In recent weeks, a series of videos has emerged on social media showing what happens when women are arrested by the morality police. Many of the videos – filmed surreptitiously inside the patrols’ white and green vans, and inside police stations where women are questioned – have been posted to a Facebook page called “My Stealthy Freedom”.
“They’re cowards in the streets… but bullies in the van”
Our Observer Bita (not her real name) is a 19-year-old engineering student. She was arrested by a Gasht-e-Ershad patrol while out walking with a friend in east Tehran. She discreetly filmed the arrest on her cellphone, and posted her video on the “My Stealthy Freedom” Facebook page.
I was walking in the street with one of my female friends when we saw a Gasht-e-Ershad van. There were three armed male officers, a male soldier and three female officers. They didn’t like what we were wearing and asked us to get in the van, saying if it was our first offence they’d let us go. We didn’t want to get in because we knew they were lying, but they insisted.
After they picked us up, they continued driving around looking for women with bad hijab. At one point, we stopped in a busy street and they tried to arrest a woman. But she began shouting and the male officer said to the female officers, “Forget her, people are going to start gathering.” Another time people began filming on their phones and they gave up.
They’re cowards in the street, but they were bullies inside the van. They picked up seven or eight other women. Some of them refused to show their ID cards, and asked the female officers what was wrong with their outfits. I filmed it because I wanted to show what happens in these vans. When the male officer shouted at some of the women, I said, “Look, we’re not criminals. We haven’t killed anybody. We’re not thieves either.
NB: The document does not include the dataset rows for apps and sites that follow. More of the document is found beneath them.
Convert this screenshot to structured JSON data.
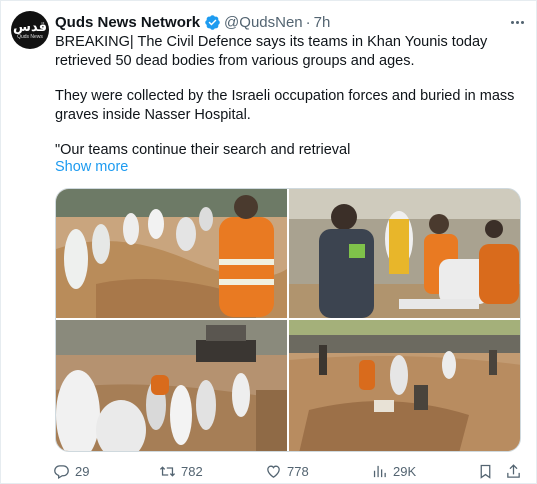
{
  "tweet": {
    "account": {
      "name": "Quds News Network",
      "handle": "@QudsNen",
      "separator": "·",
      "time": "7h",
      "avatar_logo_text": "قدس",
      "avatar_sub_text": "Quds News"
    },
    "text": {
      "paragraph1": "BREAKING| The Civil Defence says its teams in Khan Younis today retrieved 50 dead bodies from various groups and ages.",
      "paragraph2": "They were collected by the Israeli occupation forces and buried in mass graves inside Nasser Hospital.",
      "paragraph3": "\"Our teams continue their search and retrieval",
      "show_more": "Show more"
    },
    "media_count": 4,
    "stats": {
      "replies": "29",
      "reposts": "782",
      "likes": "778",
      "views": "29K"
    }
  },
  "colors": {
    "accent": "#1d9bf0",
    "muted_text": "#536471",
    "primary_text": "#0f1419",
    "border": "#cfd9de"
  },
  "icons": {
    "verified": "verified-badge-icon",
    "more": "more-options-icon",
    "reply": "reply-icon",
    "repost": "repost-icon",
    "like": "heart-icon",
    "views": "views-bar-chart-icon",
    "bookmark": "bookmark-icon",
    "share": "share-icon"
  }
}
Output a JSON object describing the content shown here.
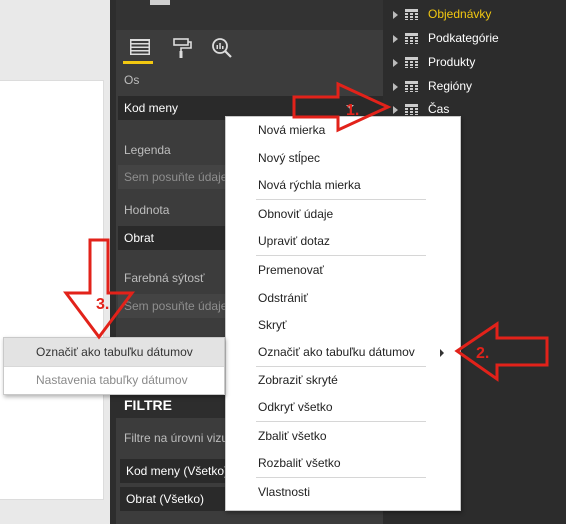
{
  "viz_pane": {
    "axis_label": "Os",
    "axis_value": "Kod meny",
    "legend_label": "Legenda",
    "legend_placeholder": "Sem posuňte údaje",
    "value_label": "Hodnota",
    "value_value": "Obrat",
    "color_label": "Farebná sýtosť",
    "color_placeholder": "Sem posuňte údaje",
    "filters_header": "FILTRE",
    "filter_level_label": "Filtre na úrovni vizu",
    "filter_1": "Kod meny (Všetko)",
    "filter_2": "Obrat (Všetko)"
  },
  "fields": [
    {
      "label": "Objednávky",
      "active": true
    },
    {
      "label": "Podkategórie",
      "active": false
    },
    {
      "label": "Produkty",
      "active": false
    },
    {
      "label": "Regióny",
      "active": false
    },
    {
      "label": "Čas",
      "active": false
    }
  ],
  "context_menu": {
    "items": [
      "Nová mierka",
      "Nový stĺpec",
      "Nová rýchla mierka",
      "Obnoviť údaje",
      "Upraviť dotaz",
      "Premenovať",
      "Odstrániť",
      "Skryť",
      "Označiť ako tabuľku dátumov",
      "Zobraziť skryté",
      "Odkryť všetko",
      "Zbaliť všetko",
      "Rozbaliť všetko",
      "Vlastnosti"
    ]
  },
  "sub_menu": {
    "item_1": "Označiť ako tabuľku dátumov",
    "item_2": "Nastavenia tabuľky dátumov"
  },
  "annotations": {
    "step1": "1.",
    "step2": "2.",
    "step3": "3."
  },
  "colors": {
    "accent": "#f2c811",
    "arrow": "#e2221a"
  }
}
You can’t treat us like this.” He stopped but a few minutes later called us “harlots”.
“Three hours of insults and humiliation”
They ended up taking us to a police station. One of the female officers there told me I was right, my hijab was correct. But then she read the report and said I was apparently arrested because of my hair color - my hair is dyed blue. They also said the buttons of my manteau were undone. That’s a lie.
The female officers at the station were even harsher than the ones on patrol. They insulted us non-stop, saying things like “Shut up” and “Do you want a slap?” Some of women were frightened and started crying. I was just angry – it was three hours of insults and humiliation.
They took our cellphones and asked for our ID, our address, and the name of our university. They took photos as if we were criminals, and took videos of us, telling us to explain on camera why we had been arrested. They told us we’d have to pay a fine. I don’t know how much because I haven’t received the summons yet.
They told my friend to call someone to bring new clothes for her. My clothes were ok, but they said my friend’s pants were too tight. Another friend brought some pants for her and after that they let us go.
“The next time it happens – I’ll resist”
The problem is we’re never sure what’s forbidden and what’s not. Women are arrested because their sleeves are too short, or their manteaux are a bright colour like red or yellow. Or they’re wearing torn jeans, or a hat instead of a scarf or chador. Or they dye their hair a colour like blue or pink. Or they have a tattoo. Or long boots. Or heavy makeup. Or leggings.
The arrest is not going to change the way I dress. But one thing has changed: I don’t feel safe in the streets anymore, because of the patrols. I feel suffocated. How can I be arrested in my own country, humiliated and treated like a criminal when I’ve done nothing wrong? Just because they don’t like the way I look. The next time it happens, I’ll resist – I won’t get in the van even if they beat me up.